Jun: There’d be no one who knew me by the time I woke up. I bet that would be refreshing. I almost wouldn’t mind never waking up.
Shinku: You think so? I think it’s better to wake up. Read the rest of this entry
And Yet the Town Moves (Soremachi) follows the misadventures of a would-be maid cafe called Maid Seaside Cafe. It’s your basic slice of life anime that goes into the lives of the odd people who work in and happen upon the cafe. My absolute favorite character from the series is the neurotic, obsessive, overly logical math teacher Natsuhiko Moriaki.
Let me tell you a little about Moriaki and why he is my favorite. At first, he doesn’t seem very likable what with his blunt, rude observations, rigid adherence to ridiculous rules and being an educator of my all-time least favorite subject, but he grows on you. As I watched him, I started seeing traits I appreciated and honestly wished I saw more of in the current Christian culture.
Trait #1: Moriaki’s unrelenting pursuit of truth.
Morkiaki has an obsessive need to understand and know what is true, moral and otherwise ‘correct.’ He yearns for a complete and total understanding and an absolutely satisfying answer. Even when he was a second grader learning division, he was bothered by the remainder that occurs when a number can no longer be divided because it felt ‘unfinished’ to him.
When he is learning about something, he tries his best to understand it completely and questions when something sounds off to him, even if the teacher says it’s true.
Now, even if someone studied scripture their entire life, they would never come to a full understanding of all of God’s truths. At most, they would touch the very tip of the iceberg within that lifetime. However; this doesn’t excuse us from trying to understand to the best of our ability. We shouldn’t blindly accept what society had deemed as religious, but study and understand these things for ourselves. Are the things you hear truly biblical or are they a product of the more conservative members of your culture. There is a huge difference at times between biblical Christianity and religious Christianity.
Christmas in Ghost Hunt started the way Christmas probably does for many people: hanging up Christmas decorations and vaguely wondering why they are celebrating the holiday in the first place.
The scene starts with Mai putting up a Christmas tree at the Shibuya Psychic Research Center when Naru comes in, stares blankly at it, and tells her to take it down, because he couldn’t have something as colorful and cheery as a Christmas tree in his presence.

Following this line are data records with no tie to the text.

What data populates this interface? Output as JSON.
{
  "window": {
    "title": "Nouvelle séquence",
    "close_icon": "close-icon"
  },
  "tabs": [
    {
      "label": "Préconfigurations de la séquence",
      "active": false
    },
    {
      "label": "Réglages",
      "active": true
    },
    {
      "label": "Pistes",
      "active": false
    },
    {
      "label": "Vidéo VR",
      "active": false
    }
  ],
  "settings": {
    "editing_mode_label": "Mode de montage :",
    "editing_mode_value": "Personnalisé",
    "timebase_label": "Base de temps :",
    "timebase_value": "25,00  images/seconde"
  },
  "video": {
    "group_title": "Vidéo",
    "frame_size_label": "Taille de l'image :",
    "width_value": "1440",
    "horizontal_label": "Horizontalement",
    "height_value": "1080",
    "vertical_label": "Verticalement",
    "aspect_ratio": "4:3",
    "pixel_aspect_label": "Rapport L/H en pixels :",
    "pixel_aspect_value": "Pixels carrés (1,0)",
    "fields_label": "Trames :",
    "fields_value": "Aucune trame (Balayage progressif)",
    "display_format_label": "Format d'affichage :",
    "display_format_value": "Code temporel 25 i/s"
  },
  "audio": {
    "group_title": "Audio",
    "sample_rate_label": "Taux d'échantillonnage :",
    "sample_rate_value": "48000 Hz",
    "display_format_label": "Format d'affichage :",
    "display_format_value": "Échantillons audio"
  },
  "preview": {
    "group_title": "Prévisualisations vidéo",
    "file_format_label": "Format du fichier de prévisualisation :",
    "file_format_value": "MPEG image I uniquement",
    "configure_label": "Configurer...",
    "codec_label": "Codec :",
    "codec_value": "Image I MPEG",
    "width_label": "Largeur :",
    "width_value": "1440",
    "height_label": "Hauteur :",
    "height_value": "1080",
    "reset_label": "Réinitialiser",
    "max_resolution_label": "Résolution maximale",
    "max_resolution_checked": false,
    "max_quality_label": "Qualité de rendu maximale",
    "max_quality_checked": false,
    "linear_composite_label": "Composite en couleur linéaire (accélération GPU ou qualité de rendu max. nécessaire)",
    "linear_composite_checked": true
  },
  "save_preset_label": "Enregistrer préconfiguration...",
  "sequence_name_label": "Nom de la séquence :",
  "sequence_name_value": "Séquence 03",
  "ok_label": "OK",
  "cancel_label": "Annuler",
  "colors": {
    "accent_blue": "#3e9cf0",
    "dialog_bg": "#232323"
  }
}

The psychic Masako enters and loves the tree. Then Houshou, a Buddhist monk, and Ayako, a shrine maiden, follow in and they all like the tree so much Naru decides he doesn’t want to fight with them and is content with just giving an annoyed look.
Then the Houshou and Ayako ask:
“Ayoko: You’re a monk and you celebrate Christmas?
Houshou: What about you? You’re a priestess, right?”
After that, Father John Brown comes in and tells them they have a case at a church, and everyone gets excited because Christmas definitely needs to involve a church somehow, but no one is really sure why.
What followed is probably the only Christmas special I’ve ever seen with possessions and an exorcism. Read the rest of this entry
A Shigofumi is a letter from the dead.
The Twelve Kingdoms is an in-depth anime that explores 12 countries in a parallel dimension to the real world filled with characters from Japanese mythology. The main character, Yoko Nakajima, is sucked into this world after a storm and, through a random series of events, becomes the leader of one of the countries, which is called Kei.
The anime really goes into the politics in the countries and explores what it means to be a good leader, the consequences of a bad leader, and the way different leadership styles shape each country. One of the most prosperous kingdoms in the parallel world, which is actually just called Twelve Kingdoms, is the kingdom of En.
That prosperity is due in large part to the kingdoms king, Shouryu, a laid-back, confident former feudal lord. Shouryu is always aware of whats happening in En, rarely loses his cool, shows mercy whenever possible and exacts justice when necessary. Out of all Shouryu’s qualities, the one I noticed the most was his desire to make a place for all of his people. Not just some, not just most, but each and every one.